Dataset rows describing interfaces
▬▬▬▬▬▬

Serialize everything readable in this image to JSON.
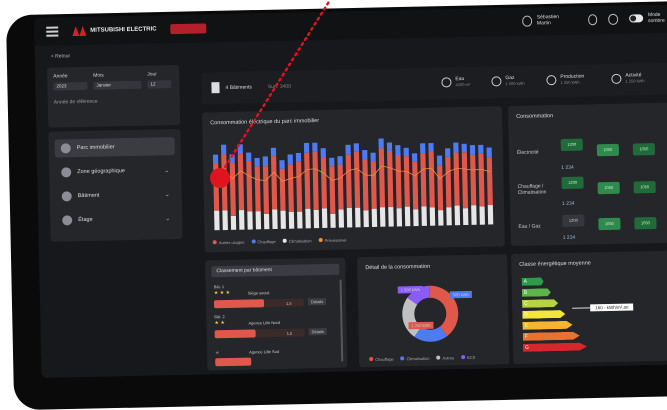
{
  "header": {
    "logo_text": "MITSUBISHI ELECTRIC",
    "partner_logo": "",
    "user_name": "Sébastien Martin",
    "mode_label": "Mode sombre"
  },
  "breadcrumb": "< Retour",
  "filters": {
    "year_label": "Année",
    "month_label": "Mois",
    "day_label": "Jour",
    "year_value": "2023",
    "month_value": "Janvier",
    "day_value": "12",
    "checkbox_label": "Année de référence"
  },
  "nav": {
    "items": [
      {
        "label": "Parc immobilier",
        "active": true
      },
      {
        "label": "Zone géographique",
        "active": false
      },
      {
        "label": "Bâtiment",
        "active": false
      },
      {
        "label": "Étage",
        "active": false
      }
    ]
  },
  "kpibar": {
    "buildings_label": "4 Bâtiments",
    "area_label": "Surf. 3400",
    "kpis": [
      {
        "title": "Eau",
        "sub": "4200 m³"
      },
      {
        "title": "Gaz",
        "sub": "1 500 kWh"
      },
      {
        "title": "Production",
        "sub": "1 250 kWh"
      },
      {
        "title": "Activité",
        "sub": "1 250 kWh"
      }
    ]
  },
  "chart_title": "Consommation électrique du parc immobilier",
  "chart_data": {
    "type": "bar",
    "categories": [
      "1",
      "2",
      "3",
      "4",
      "5",
      "6",
      "7",
      "8",
      "9",
      "10",
      "11",
      "12",
      "13",
      "14",
      "15",
      "16",
      "17",
      "18",
      "19",
      "20",
      "21",
      "22",
      "23",
      "24",
      "25",
      "26",
      "27",
      "28",
      "29",
      "30",
      "31",
      "32",
      "33",
      "34"
    ],
    "series": [
      {
        "name": "Autres usages",
        "values": [
          14,
          14,
          10,
          14,
          13,
          13,
          11,
          14,
          13,
          12,
          12,
          14,
          13,
          14,
          10,
          13,
          14,
          14,
          12,
          13,
          14,
          14,
          13,
          14,
          12,
          14,
          13,
          11,
          13,
          14,
          12,
          14,
          13,
          14
        ]
      },
      {
        "name": "Chauffage",
        "values": [
          34,
          40,
          38,
          40,
          36,
          32,
          34,
          38,
          30,
          34,
          36,
          40,
          42,
          36,
          34,
          32,
          38,
          40,
          36,
          34,
          42,
          40,
          38,
          36,
          34,
          38,
          40,
          32,
          36,
          38,
          40,
          36,
          38,
          34
        ]
      },
      {
        "name": "Climatisation",
        "values": [
          6,
          7,
          6,
          7,
          6,
          6,
          7,
          6,
          6,
          7,
          6,
          7,
          6,
          7,
          6,
          6,
          7,
          6,
          7,
          6,
          7,
          6,
          7,
          6,
          6,
          7,
          6,
          7,
          6,
          7,
          6,
          7,
          6,
          7
        ]
      }
    ],
    "ylim": [
      0,
      70
    ],
    "legend": [
      "Autres usages",
      "Chauffage",
      "Climatisation",
      "Prévisionnel"
    ]
  },
  "consumption": {
    "title": "Consommation",
    "rows": [
      {
        "label": "Électricité",
        "total": "1 234",
        "values": [
          "1200",
          "1050",
          "1050"
        ]
      },
      {
        "label": "Chauffage / Climatisation",
        "total": "1 234",
        "values": [
          "1200",
          "1050",
          "1050"
        ]
      },
      {
        "label": "Eau / Gaz",
        "total": "1 234",
        "values": [
          "1200",
          "1050",
          "1050"
        ]
      }
    ]
  },
  "ranking": {
    "select_value": "Classement par bâtiment",
    "items": [
      {
        "rank": "Bât. 1",
        "name": "Siège social",
        "progress": 0.55,
        "value": "1,5",
        "btn": "Détails"
      },
      {
        "rank": "Bât. 2",
        "name": "Agence Lille Nord",
        "progress": 0.45,
        "value": "1,5",
        "btn": "Détails"
      },
      {
        "rank": "Bât. 3",
        "name": "Agence Lille Sud",
        "progress": 0.4,
        "value": "",
        "btn": ""
      }
    ]
  },
  "cost": {
    "title": "Détail de la consommation",
    "segments": [
      {
        "label": "Chauffage",
        "value": 40,
        "color": "#e0584c"
      },
      {
        "label": "Climatisation",
        "value": 20,
        "color": "#4f7bf2"
      },
      {
        "label": "Autres",
        "value": 25,
        "color": "#c0c0c0"
      },
      {
        "label": "ECS",
        "value": 15,
        "color": "#8a5cf5"
      }
    ],
    "tags": [
      "1 500 kWh",
      "500 kWh",
      "1 250 kWh"
    ],
    "legend": [
      "Chauffage",
      "Climatisation",
      "Autres",
      "ECS"
    ]
  },
  "dpe": {
    "title": "Classe énergétique moyenne",
    "classes": [
      "A",
      "B",
      "C",
      "D",
      "E",
      "F",
      "G"
    ],
    "colors": [
      "#2f9a48",
      "#5db44a",
      "#b7d344",
      "#f2e63a",
      "#f6b431",
      "#e8722e",
      "#d6272c"
    ],
    "current_label": "160 - kWh/m².an",
    "current_class": "C"
  }
}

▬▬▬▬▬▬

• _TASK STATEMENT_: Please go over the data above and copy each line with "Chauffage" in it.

• _ANSWER SECTION_:
        "name": "Chauffage",
      "Chauffage",
        "label": "Chauffage / Climatisation",
        "label": "Chauffage",
      "Chauffage",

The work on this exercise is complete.